Will the majority in the government have 17 ministers and the opposition 13, and thus have its right to veto? Will there be 15 ministers for the majority, 10 for the opposition and five to be appointed by the president according to an ethnic key? Will it be possible to grant the president broader power to make decisions, thus neutralizing the opposition's right of veto? And who will guarantee that the president himself will not "suddenly" become pro-Syrian? After all, in the past he has already expressed opinions supporting Damascus.
A French area of influence
This is the political tangle that Sarkozy has decided to enter, after liberating himself from the legacy of predecessor Jacques Chirac. Chirac began his campaign in the Levant as a friend of Syria and Lebanon, but after the 2005 murder of Hariri, and even before it when French firm Total lost a tender of about $700 million to develop oilfields in Syria, he became a harsh opponent of Syrian President Bashar Assad.
Sarkozy wanted to give Assad another chance. It seems he wanted, and still wants, to divide the Middle East into spheres of influence: The U.S. in Palestine-Saudi Arabia-Iraq, France in Syria and Lebanon. Nor is he giving up Egypt, now that it has become a black sheep in Washington, in large part thanks to Israel.
Sarkozy exploited the time-out provided by the preparations for Annapolis, and "invaded" Syria. Washington agreed with almost no choice. The Annapolis conference was about to suffer a stunning failure if the foreign ministers of the Arab countries did not attended. These ministers conditioned their arrival on the appearance of the Syrian foreign minister, or at least his representative. Washington gritted its teeth and explained the invitation to Syria by saying that it may enable the severance of Syria from Iran.

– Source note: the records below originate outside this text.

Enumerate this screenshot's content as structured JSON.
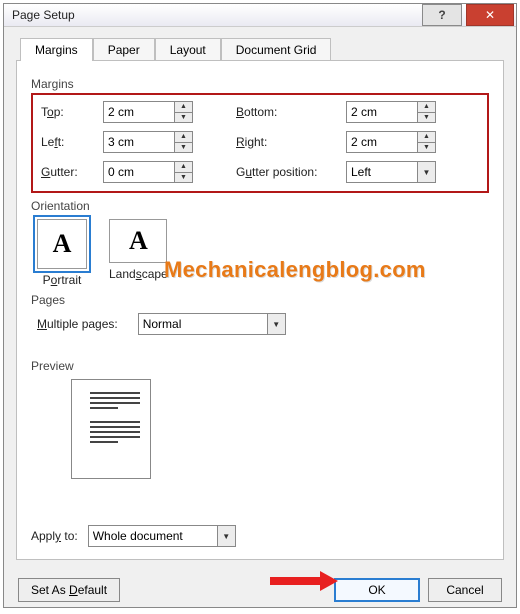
{
  "dialog": {
    "title": "Page Setup"
  },
  "tabs": {
    "margins": "Margins",
    "paper": "Paper",
    "layout": "Layout",
    "docgrid": "Document Grid"
  },
  "groups": {
    "margins": "Margins",
    "orientation": "Orientation",
    "pages": "Pages",
    "preview": "Preview"
  },
  "margins": {
    "top_label_pre": "T",
    "top_label_u": "o",
    "top_label_post": "p:",
    "top_value": "2 cm",
    "bottom_label_u": "B",
    "bottom_label_post": "ottom:",
    "bottom_value": "2 cm",
    "left_label_pre": "Le",
    "left_label_u": "f",
    "left_label_post": "t:",
    "left_value": "3 cm",
    "right_label_u": "R",
    "right_label_post": "ight:",
    "right_value": "2 cm",
    "gutter_label_u": "G",
    "gutter_label_post": "utter:",
    "gutter_value": "0 cm",
    "gutterpos_label_pre": "G",
    "gutterpos_label_u": "u",
    "gutterpos_label_post": "tter position:",
    "gutterpos_value": "Left"
  },
  "orientation": {
    "portrait_glyph": "A",
    "portrait_label_pre": "P",
    "portrait_label_u": "o",
    "portrait_label_post": "rtrait",
    "landscape_glyph": "A",
    "landscape_label_pre": "Land",
    "landscape_label_u": "s",
    "landscape_label_post": "cape"
  },
  "pages": {
    "multiple_label_u": "M",
    "multiple_label_post": "ultiple pages:",
    "multiple_value": "Normal"
  },
  "apply": {
    "label_pre": "Appl",
    "label_u": "y",
    "label_post": " to:",
    "value": "Whole document"
  },
  "buttons": {
    "default_pre": "Set As ",
    "default_u": "D",
    "default_post": "efault",
    "ok": "OK",
    "cancel": "Cancel"
  },
  "watermark": "Mechanicalengblog.com",
  "icons": {
    "help": "?",
    "close": "✕",
    "up": "▲",
    "down": "▼",
    "drop": "▼"
  }
}
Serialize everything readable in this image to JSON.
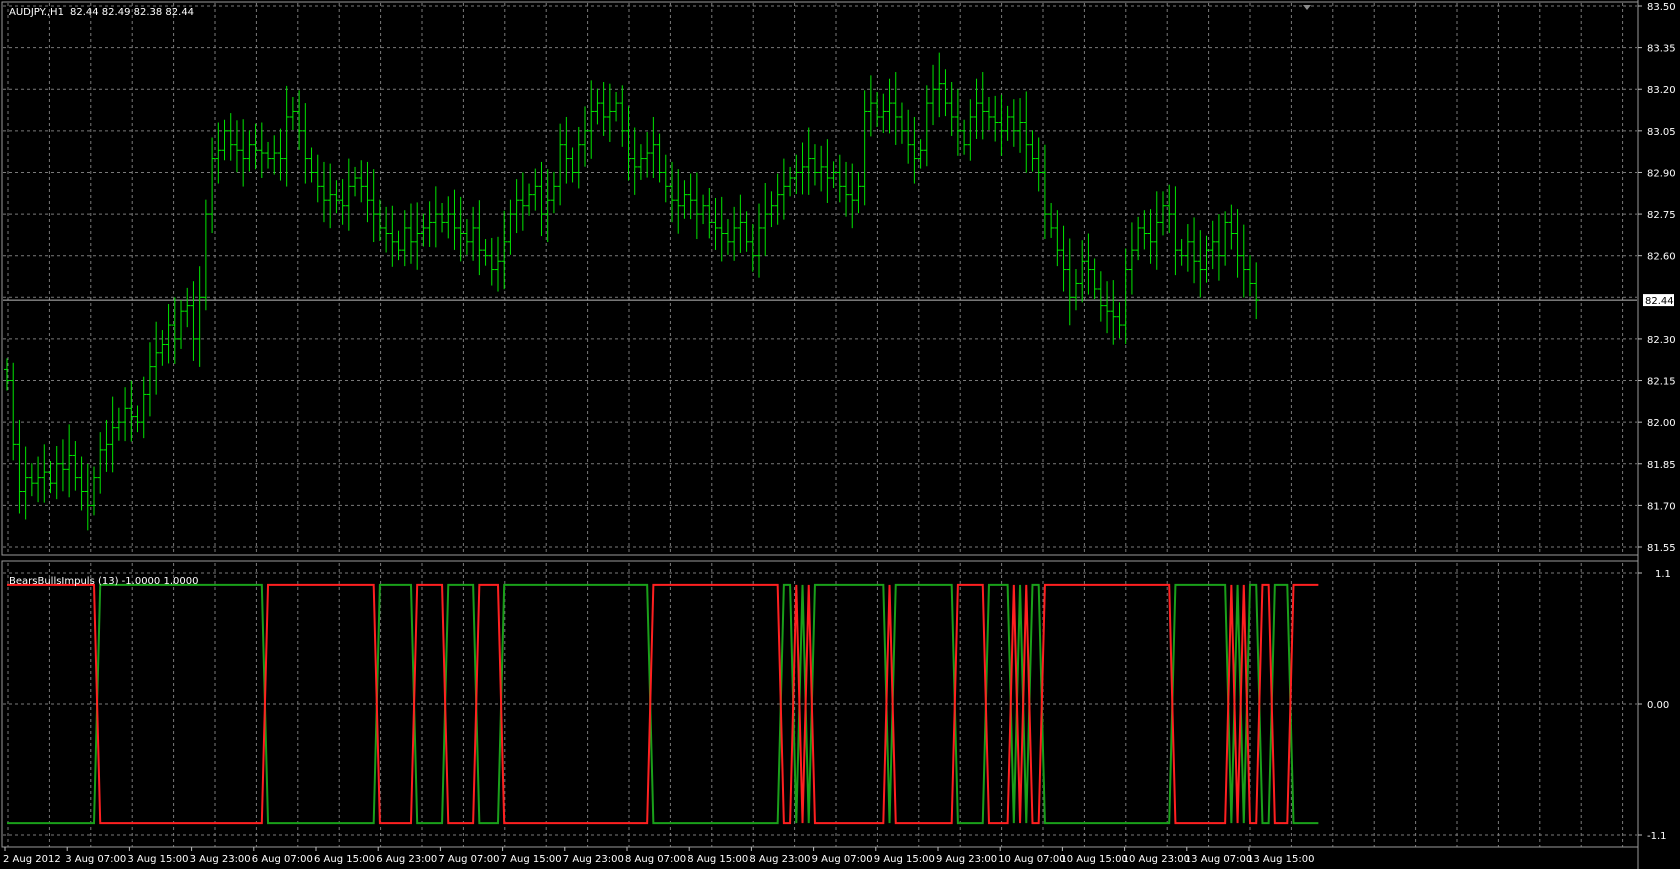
{
  "main_chart": {
    "symbol_header": "AUDJPY.,H1",
    "ohlc_header": "82.44 82.49 82.38 82.44",
    "current_price_label": "82.44",
    "y_ticks": [
      "83.50",
      "83.35",
      "83.20",
      "83.05",
      "82.90",
      "82.75",
      "82.60",
      "82.30",
      "82.15",
      "82.00",
      "81.85",
      "81.70",
      "81.55"
    ]
  },
  "indicator": {
    "header": "BearsBullsImpuls (13) -1.0000 1.0000",
    "y_ticks": [
      "1.1",
      "0.00",
      "-1.1"
    ]
  },
  "x_ticks": [
    "2 Aug 2012",
    "3 Aug 07:00",
    "3 Aug 15:00",
    "3 Aug 23:00",
    "6 Aug 07:00",
    "6 Aug 15:00",
    "6 Aug 23:00",
    "7 Aug 07:00",
    "7 Aug 15:00",
    "7 Aug 23:00",
    "8 Aug 07:00",
    "8 Aug 15:00",
    "8 Aug 23:00",
    "9 Aug 07:00",
    "9 Aug 15:00",
    "9 Aug 23:00",
    "10 Aug 07:00",
    "10 Aug 15:00",
    "10 Aug 23:00",
    "13 Aug 07:00",
    "13 Aug 15:00"
  ],
  "colors": {
    "background": "#000000",
    "grid": "#7a7a7a",
    "bars": "#00e600",
    "bulls_line": "#1aa01a",
    "bears_line": "#ff2020",
    "text": "#ffffff"
  },
  "chart_data": [
    {
      "type": "ohlc",
      "series": [
        {
          "name": "AUDJPY.,H1"
        }
      ],
      "x_unit": "hourly bars (index from 2 Aug 2012 23:00)",
      "ylim": [
        81.5,
        83.5
      ],
      "close": [
        82.15,
        81.92,
        81.75,
        81.8,
        81.78,
        81.8,
        81.82,
        81.78,
        81.85,
        81.83,
        81.88,
        81.8,
        81.75,
        81.7,
        81.8,
        81.9,
        81.92,
        81.98,
        82.0,
        82.05,
        82.02,
        82.0,
        82.1,
        82.2,
        82.25,
        82.28,
        82.35,
        82.3,
        82.4,
        82.42,
        82.3,
        82.45,
        82.75,
        82.95,
        82.98,
        83.05,
        83.0,
        82.98,
        82.95,
        83.0,
        82.98,
        82.97,
        82.95,
        82.97,
        82.95,
        83.1,
        83.12,
        83.05,
        82.95,
        82.9,
        82.85,
        82.8,
        82.82,
        82.8,
        82.78,
        82.85,
        82.88,
        82.85,
        82.8,
        82.75,
        82.7,
        82.68,
        82.65,
        82.62,
        82.7,
        82.65,
        82.68,
        82.7,
        82.72,
        82.75,
        82.72,
        82.75,
        82.7,
        82.68,
        82.65,
        82.7,
        82.62,
        82.6,
        82.55,
        82.58,
        82.65,
        82.75,
        82.8,
        82.78,
        82.82,
        82.85,
        82.75,
        82.8,
        82.85,
        83.0,
        82.95,
        82.9,
        83.0,
        83.05,
        83.12,
        83.15,
        83.1,
        83.12,
        83.15,
        83.05,
        82.95,
        82.92,
        82.95,
        82.97,
        83.0,
        82.9,
        82.85,
        82.8,
        82.78,
        82.82,
        82.8,
        82.75,
        82.78,
        82.72,
        82.7,
        82.68,
        82.65,
        82.7,
        82.72,
        82.65,
        82.6,
        82.7,
        82.75,
        82.78,
        82.82,
        82.85,
        82.88,
        82.9,
        82.92,
        82.95,
        82.9,
        82.92,
        82.88,
        82.9,
        82.85,
        82.82,
        82.8,
        82.85,
        83.12,
        83.15,
        83.1,
        83.12,
        83.15,
        83.1,
        83.05,
        83.0,
        82.95,
        82.98,
        83.15,
        83.2,
        83.22,
        83.15,
        83.1,
        83.05,
        83.0,
        83.1,
        83.15,
        83.12,
        83.1,
        83.08,
        83.05,
        83.1,
        83.05,
        83.08,
        83.0,
        82.95,
        82.9,
        82.75,
        82.7,
        82.62,
        82.55,
        82.45,
        82.5,
        82.58,
        82.55,
        82.48,
        82.42,
        82.4,
        82.38,
        82.35,
        82.55,
        82.62,
        82.7,
        82.68,
        82.65,
        82.72,
        82.78,
        82.75,
        82.62,
        82.6,
        82.65,
        82.58,
        82.55,
        82.62,
        82.65,
        82.6,
        82.72,
        82.68,
        82.6,
        82.55,
        82.5,
        82.44
      ]
    },
    {
      "type": "line",
      "title": "BearsBullsImpuls (13)",
      "ylim": [
        -1.1,
        1.1
      ],
      "x_unit": "hourly bars (index from 2 Aug 2012 23:00)",
      "series": [
        {
          "name": "bulls",
          "values": [
            -1,
            -1,
            -1,
            -1,
            -1,
            -1,
            -1,
            -1,
            -1,
            -1,
            -1,
            -1,
            -1,
            -1,
            -1,
            1,
            1,
            1,
            1,
            1,
            1,
            1,
            1,
            1,
            1,
            1,
            1,
            1,
            1,
            1,
            1,
            1,
            1,
            1,
            1,
            1,
            1,
            1,
            1,
            1,
            1,
            1,
            -1,
            -1,
            -1,
            -1,
            -1,
            -1,
            -1,
            -1,
            -1,
            -1,
            -1,
            -1,
            -1,
            -1,
            -1,
            -1,
            -1,
            -1,
            1,
            1,
            1,
            1,
            1,
            1,
            -1,
            -1,
            -1,
            -1,
            -1,
            1,
            1,
            1,
            1,
            1,
            -1,
            -1,
            -1,
            -1,
            1,
            1,
            1,
            1,
            1,
            1,
            1,
            1,
            1,
            1,
            1,
            1,
            1,
            1,
            1,
            1,
            1,
            1,
            1,
            1,
            1,
            1,
            1,
            1,
            -1,
            -1,
            -1,
            -1,
            -1,
            -1,
            -1,
            -1,
            -1,
            -1,
            -1,
            -1,
            -1,
            -1,
            -1,
            -1,
            -1,
            -1,
            -1,
            -1,
            -1,
            1,
            1,
            -1,
            1,
            -1,
            1,
            1,
            1,
            1,
            1,
            1,
            1,
            1,
            1,
            1,
            1,
            1,
            -1,
            1,
            1,
            1,
            1,
            1,
            1,
            1,
            1,
            1,
            1,
            -1,
            -1,
            -1,
            -1,
            -1,
            1,
            1,
            1,
            1,
            -1,
            1,
            -1,
            1,
            1,
            -1,
            -1,
            -1,
            -1,
            -1,
            -1,
            -1,
            -1,
            -1,
            -1,
            -1,
            -1,
            -1,
            -1,
            -1,
            -1,
            -1,
            -1,
            -1,
            -1,
            -1,
            1,
            1,
            1,
            1,
            1,
            1,
            1,
            1,
            1,
            -1,
            1,
            -1,
            1,
            1,
            -1,
            -1,
            1,
            1,
            1,
            -1,
            -1,
            -1,
            -1,
            -1
          ]
        },
        {
          "name": "bears",
          "values": [
            1,
            1,
            1,
            1,
            1,
            1,
            1,
            1,
            1,
            1,
            1,
            1,
            1,
            1,
            1,
            -1,
            -1,
            -1,
            -1,
            -1,
            -1,
            -1,
            -1,
            -1,
            -1,
            -1,
            -1,
            -1,
            -1,
            -1,
            -1,
            -1,
            -1,
            -1,
            -1,
            -1,
            -1,
            -1,
            -1,
            -1,
            -1,
            -1,
            1,
            1,
            1,
            1,
            1,
            1,
            1,
            1,
            1,
            1,
            1,
            1,
            1,
            1,
            1,
            1,
            1,
            1,
            -1,
            -1,
            -1,
            -1,
            -1,
            -1,
            1,
            1,
            1,
            1,
            1,
            -1,
            -1,
            -1,
            -1,
            -1,
            1,
            1,
            1,
            1,
            -1,
            -1,
            -1,
            -1,
            -1,
            -1,
            -1,
            -1,
            -1,
            -1,
            -1,
            -1,
            -1,
            -1,
            -1,
            -1,
            -1,
            -1,
            -1,
            -1,
            -1,
            -1,
            -1,
            -1,
            1,
            1,
            1,
            1,
            1,
            1,
            1,
            1,
            1,
            1,
            1,
            1,
            1,
            1,
            1,
            1,
            1,
            1,
            1,
            1,
            1,
            -1,
            -1,
            1,
            -1,
            1,
            -1,
            -1,
            -1,
            -1,
            -1,
            -1,
            -1,
            -1,
            -1,
            -1,
            -1,
            -1,
            1,
            -1,
            -1,
            -1,
            -1,
            -1,
            -1,
            -1,
            -1,
            -1,
            -1,
            1,
            1,
            1,
            1,
            1,
            -1,
            -1,
            -1,
            -1,
            1,
            -1,
            1,
            -1,
            -1,
            1,
            1,
            1,
            1,
            1,
            1,
            1,
            1,
            1,
            1,
            1,
            1,
            1,
            1,
            1,
            1,
            1,
            1,
            1,
            1,
            1,
            -1,
            -1,
            -1,
            -1,
            -1,
            -1,
            -1,
            -1,
            -1,
            1,
            -1,
            1,
            -1,
            -1,
            1,
            1,
            -1,
            -1,
            -1,
            1,
            1,
            1,
            1,
            1
          ]
        }
      ]
    }
  ]
}
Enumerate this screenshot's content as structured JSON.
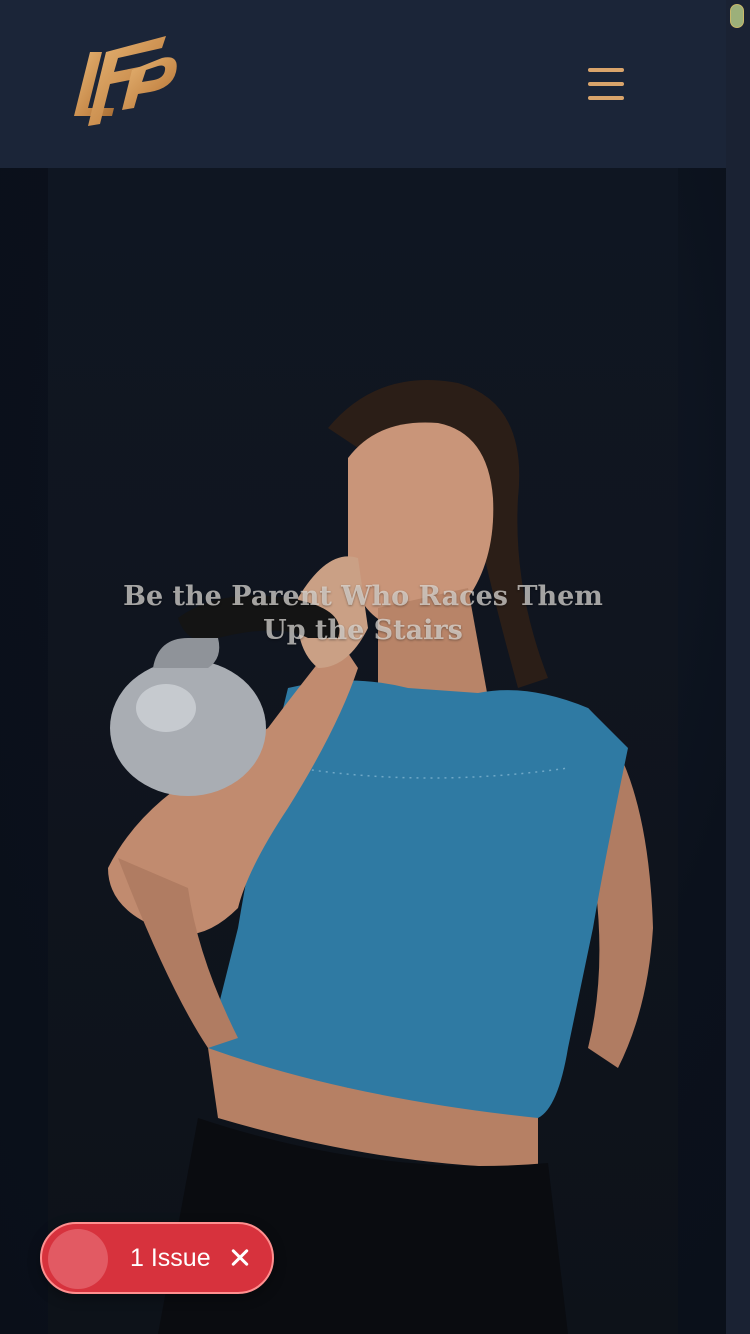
{
  "header": {
    "logo_text": "LFP",
    "menu_icon": "hamburger-menu-icon",
    "accent_color": "#d9a46b",
    "background_color": "#1b2538"
  },
  "hero": {
    "title": "Be the Parent Who Races Them Up the Stairs",
    "image_description_icon": "woman-kettlebell-photo"
  },
  "issue_badge": {
    "label": "1 Issue",
    "close_icon": "close-icon",
    "color": "#d7323d"
  }
}
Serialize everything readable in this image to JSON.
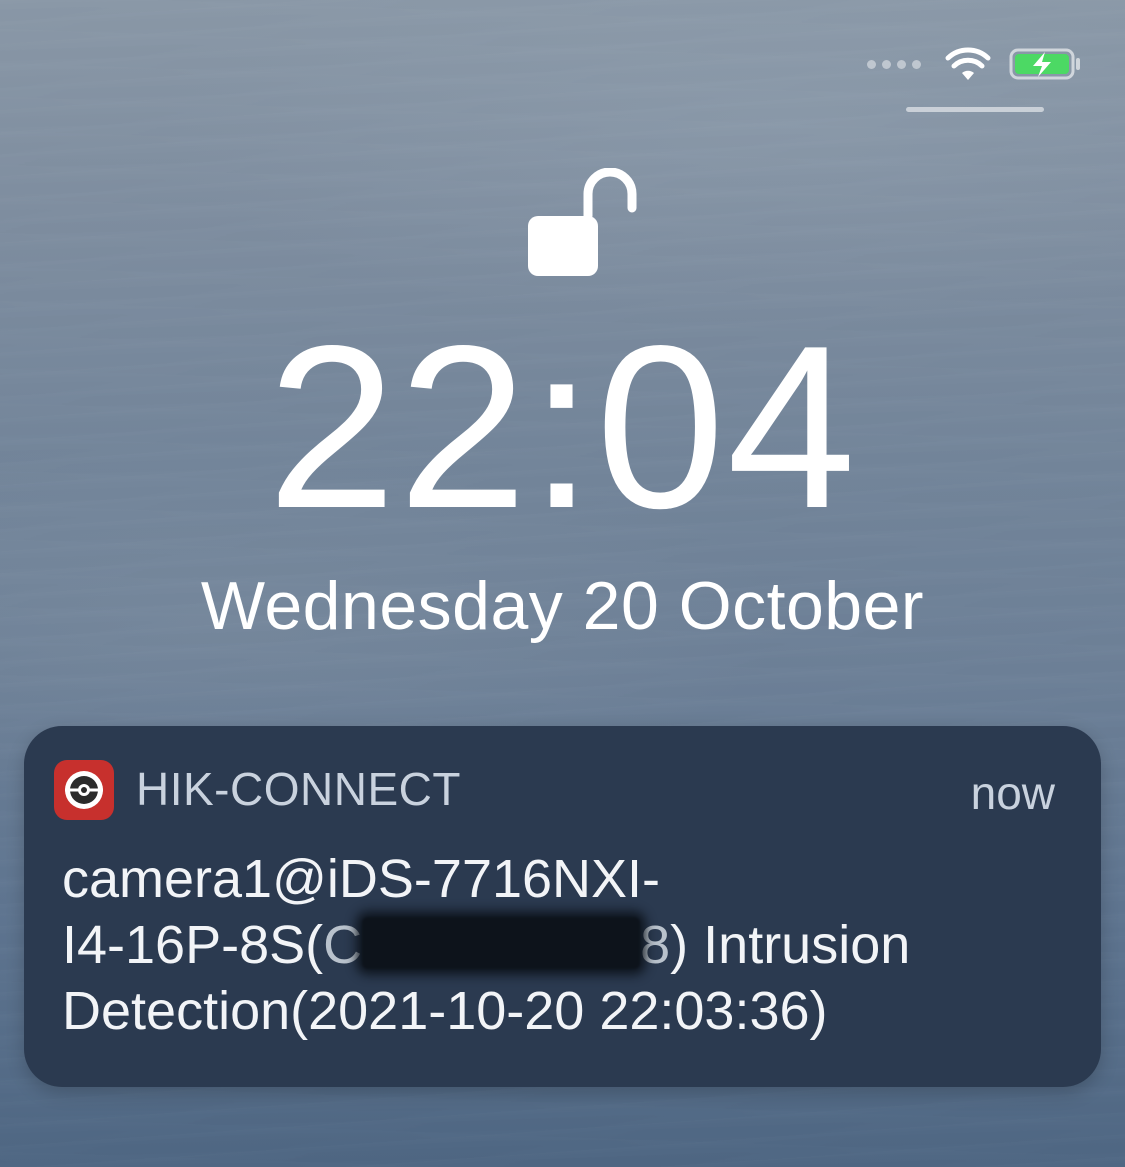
{
  "lockscreen": {
    "time": "22:04",
    "date": "Wednesday 20 October"
  },
  "status_bar": {
    "icons": [
      "cellular-dots-icon",
      "wifi-icon",
      "battery-charging-icon"
    ],
    "battery_color": "#4cd964"
  },
  "notification": {
    "app_name": "HIK-CONNECT",
    "time": "now",
    "message_part1": "camera1@iDS-7716NXI-\nI4-16P-8S(",
    "redacted_visible_prefix": "C",
    "redacted_visible_suffix": "8",
    "message_part2": ") Intrusion\nDetection(2021-10-20 22:03:36)",
    "app_icon_color": "#c7302d"
  }
}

The excuses were in order, but Syria had other considerations. It has not given up on Lebanon, and believed that if it participated in Annapolis and made some gestures, Washington would allow it a free hand in Lebanon. The gestures were made: The Palestinian factions opposed to Annapolis were prevented from convening in Damascus, terrorists were barred entry to Iraq and the Bush plan in Iraq and other gestures toward Iraqi refugees received support.
Washington even agreed to stop sending American delegates to Beirut to express support for Hariri's group, in order to allow France to fulfill its mission undisturbed. Syria was proven wrong. Nobody has as yet granted it a free hand in Lebanon.
Meanwhile, France was left in open disagreement with Syria. Now in Lebanon they are suspiciously examining the declarations by Israeli ministers, and particularly by Foreign Minister Tzipi Livni and Defense Minister Ehud Barak, on the intention to remove Syria from the "axis of evil." In Lebanon they are certain that Israel prefers an arrangement with Syria at Lebanon's expense, the kind that would leave in Syrian hands not only control over Lebanese politics, but control over Hezbollah as well; all the rest is unimportant. In Beirut, they are afraid that, as far as Israel is concerned, Lebanon can go to hell.